### What this task involves
Using the entries below, give the count of lines that hold "name". Say nothing besides the number.

________

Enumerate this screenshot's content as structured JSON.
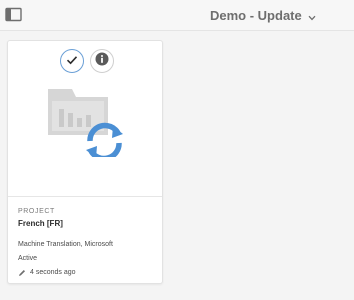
{
  "header": {
    "title": "Demo - Update",
    "rail_toggle_icon": "sidebar-toggle-icon",
    "title_menu_icon": "chevron-down-icon"
  },
  "card": {
    "thumbnail_icon": "translation-project-sync-icon",
    "quick_actions": [
      {
        "name": "select",
        "icon": "checkmark-icon"
      },
      {
        "name": "info",
        "icon": "info-icon"
      }
    ],
    "type": "PROJECT",
    "title": "French [FR]",
    "description": "Machine Translation, Microsoft",
    "status": "Active",
    "modified_icon": "pencil-icon",
    "modified": "4 seconds ago"
  },
  "colors": {
    "accent": "#4b8fd4",
    "select_ring": "#6a9fd6",
    "placeholder_gray": "#d6d6d6"
  }
}
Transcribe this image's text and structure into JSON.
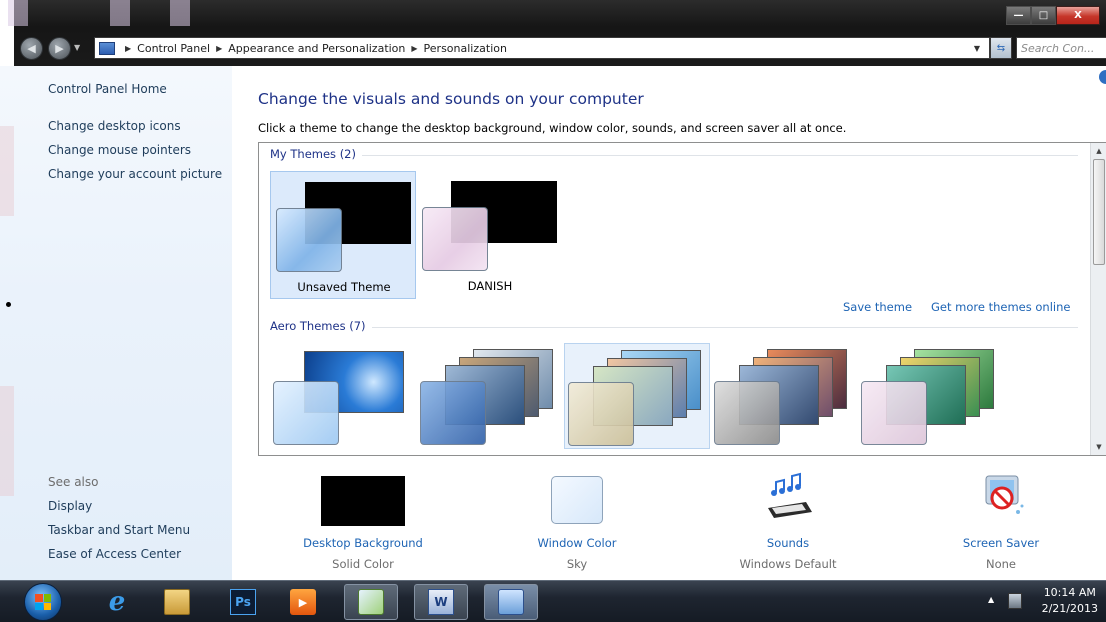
{
  "window": {
    "breadcrumbs": [
      "Control Panel",
      "Appearance and Personalization",
      "Personalization"
    ],
    "search_placeholder": "Search Con...",
    "controls": {
      "minimize": "—",
      "maximize": "□",
      "close": "X"
    }
  },
  "sidebar": {
    "home": "Control Panel Home",
    "links": [
      "Change desktop icons",
      "Change mouse pointers",
      "Change your account picture"
    ],
    "see_also_heading": "See also",
    "see_also": [
      "Display",
      "Taskbar and Start Menu",
      "Ease of Access Center"
    ]
  },
  "main": {
    "title": "Change the visuals and sounds on your computer",
    "subtitle": "Click a theme to change the desktop background, window color, sounds, and screen saver all at once.",
    "my_themes_heading": "My Themes (2)",
    "my_themes": [
      {
        "name": "Unsaved Theme",
        "selected": true
      },
      {
        "name": "DANISH",
        "selected": false
      }
    ],
    "save_theme": "Save theme",
    "get_more": "Get more themes online",
    "aero_heading": "Aero Themes (7)"
  },
  "settings": [
    {
      "label": "Desktop Background",
      "value": "Solid Color",
      "icon": "black-swatch-icon"
    },
    {
      "label": "Window Color",
      "value": "Sky",
      "icon": "sky-color-swatch-icon"
    },
    {
      "label": "Sounds",
      "value": "Windows Default",
      "icon": "music-notes-icon"
    },
    {
      "label": "Screen Saver",
      "value": "None",
      "icon": "screen-saver-icon"
    }
  ],
  "taskbar": {
    "apps": [
      "internet-explorer-icon",
      "file-explorer-icon",
      "photoshop-icon",
      "media-player-icon",
      "paint-icon",
      "word-icon",
      "control-panel-icon"
    ],
    "photoshop_label": "Ps",
    "word_label": "W",
    "time": "10:14 AM",
    "date": "2/21/2013"
  },
  "colors": {
    "title_blue": "#1e3287",
    "link_blue": "#1e64b4",
    "selection": "#dceafb"
  }
}
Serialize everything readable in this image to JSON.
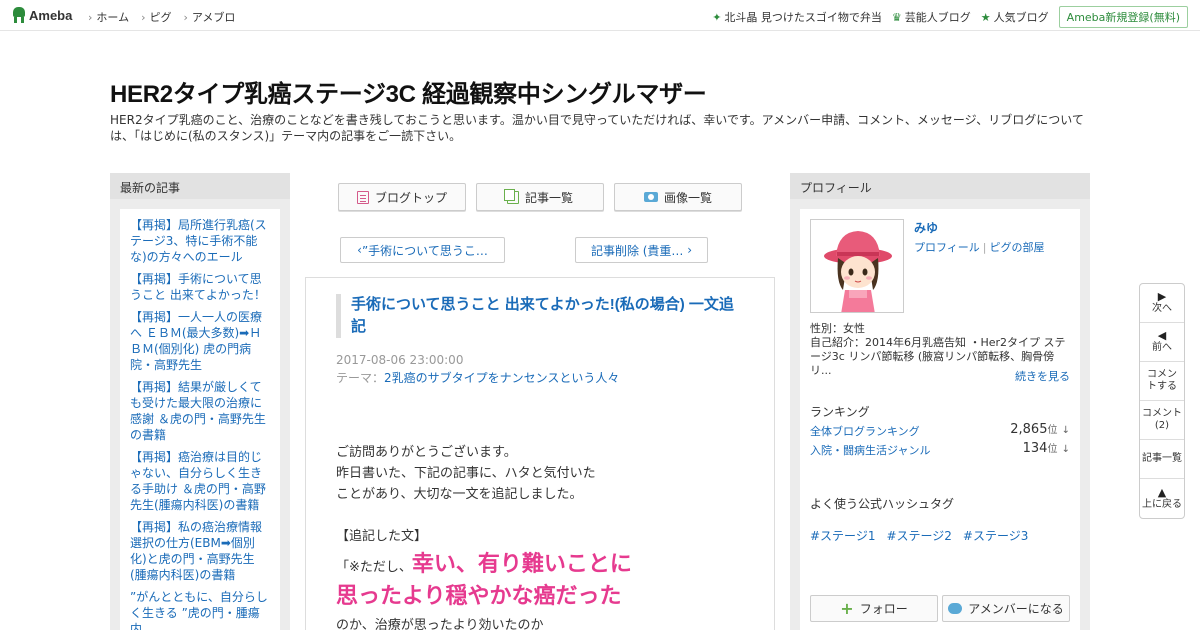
{
  "header": {
    "logo": "Ameba",
    "nav": [
      "ホーム",
      "ピグ",
      "アメブロ"
    ],
    "links": [
      {
        "icon": "sparkle-icon",
        "label": "北斗晶 見つけたスゴイ物で弁当"
      },
      {
        "icon": "crown-icon",
        "label": "芸能人ブログ"
      },
      {
        "icon": "star-icon",
        "label": "人気ブログ"
      }
    ],
    "register": "Ameba新規登録(無料)"
  },
  "blog": {
    "title": "HER2タイプ乳癌ステージ3C 経過観察中シングルマザー",
    "description": "HER2タイプ乳癌のこと、治療のことなどを書き残しておこうと思います。温かい目で見守っていただければ、幸いです。アメンバー申請、コメント、メッセージ、リブログについては、「はじめに(私のスタンス)」テーマ内の記事をご一読下さい。"
  },
  "recent": {
    "heading": "最新の記事",
    "items": [
      "【再掲】局所進行乳癌(ステージ3、特に手術不能な)の方々へのエール",
      "【再掲】手術について思うこと 出来てよかった！",
      "【再掲】一人一人の医療へ ＥＢＭ(最大多数)➡ＨＢＭ(個別化) 虎の門病院・高野先生",
      "【再掲】結果が厳しくても受けた最大限の治療に感謝 ＆虎の門・高野先生の書籍",
      "【再掲】癌治療は目的じゃない、自分らしく生きる手助け ＆虎の門・高野先生(腫瘍内科医)の書籍",
      "【再掲】私の癌治療情報選択の仕方(EBM➡個別化)と虎の門・高野先生(腫瘍内科医)の書籍",
      "”がんとともに、自分らしく生きる ”虎の門・腫瘍内"
    ]
  },
  "toolbar": {
    "blog_top": "ブログトップ",
    "article_list": "記事一覧",
    "image_list": "画像一覧"
  },
  "pager": {
    "prev": "”手術について思うこ…",
    "next": "記事削除 (貴重…"
  },
  "article": {
    "title": "手術について思うこと 出来てよかった!(私の場合) 一文追記",
    "date": "2017-08-06 23:00:00",
    "theme_label": "テーマ：",
    "theme": "2乳癌のサブタイプをナンセンスという人々",
    "p1": "ご訪問ありがとうございます。",
    "p2": "昨日書いた、下記の記事に、ハタと気付いた",
    "p3": "ことがあり、大切な一文を追記しました。",
    "p4": "【追記した文】",
    "quote_prefix": "「※ただし、",
    "big1": "幸い、有り難いことに",
    "big2": "思ったより穏やかな癌だった",
    "p5": "のか、治療が思ったより効いたのか"
  },
  "profile": {
    "heading": "プロフィール",
    "name": "みゆ",
    "link_profile": "プロフィール",
    "link_pig": "ピグの部屋",
    "gender": "性別：女性",
    "intro": "自己紹介：2014年6月乳癌告知 ・Her2タイプ ステージ3c リンパ節転移 (腋窩リンパ節転移、胸骨傍リ...",
    "more": "続きを見る",
    "ranking_heading": "ランキング",
    "rankings": [
      {
        "label": "全体ブログランキング",
        "value": "2,865",
        "unit": "位",
        "trend": "↓"
      },
      {
        "label": "入院・闘病生活ジャンル",
        "value": "134",
        "unit": "位",
        "trend": "↓"
      }
    ],
    "hashtag_heading": "よく使う公式ハッシュタグ",
    "hashtags": [
      "#ステージ1",
      "#ステージ2",
      "#ステージ3"
    ],
    "follow": "フォロー",
    "amember": "アメンバーになる"
  },
  "floatnav": {
    "next": "次へ",
    "prev": "前へ",
    "comment": "コメントする",
    "comments_label": "コメント",
    "comments_count": "(2)",
    "list": "記事一覧",
    "top": "上に戻る"
  },
  "colors": {
    "link": "#1a6bb8",
    "accent_green": "#2d8c3c",
    "highlight_pink": "#e63a8f"
  }
}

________

### Result of the task
5